who possess a narcissistic streak tend to
handle the spotlight better than most.
Reed’s mental fortitude is what got him over
the line when nobody expected it or, sadly,
wanted it. For that, he must be praised.
It’s precisely why Tiger Woods’ jacket size
should be kept on file for a few more years.
12 australiangolfdigest.com.au | may 2018
335-351 Eastbourne Road,
Rosebud 3939 VIC
Telephone: 03 5986 4455
Retire to Golf Heaven
If you’re thinking of retirement living
and improving the handicap, then the
Mornington Peninsula offers over 20 golf
courses with 7 in Australia’s top 100.
Designed by Golf Course guru, Michael Wolveridge, a life at
Village Glen retirement community comes with a 9-hole gem.
If you want to stay fit and healthy, there is plenty to do at
Village Glen. Other facilties included are
a pool, gym, bowls and croquet.
Village Glen offers apartments and villas in sizes to suit all.
For more information or to grab a copy of our brochure, visit our website or call us today.
012-013_AGD0518 Eds Letter.indd 12

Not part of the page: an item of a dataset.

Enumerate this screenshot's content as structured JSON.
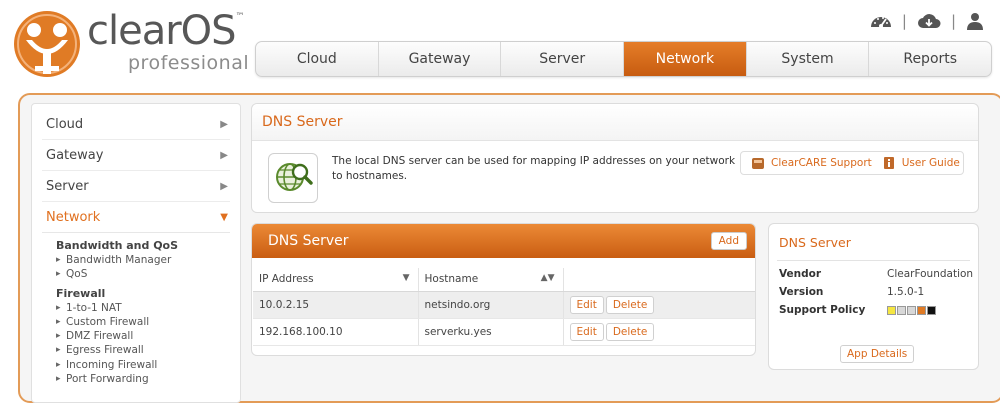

11/4/18 2:41 pm
Links Archive April 2018 June 2018 Navigation Previous Page Next Page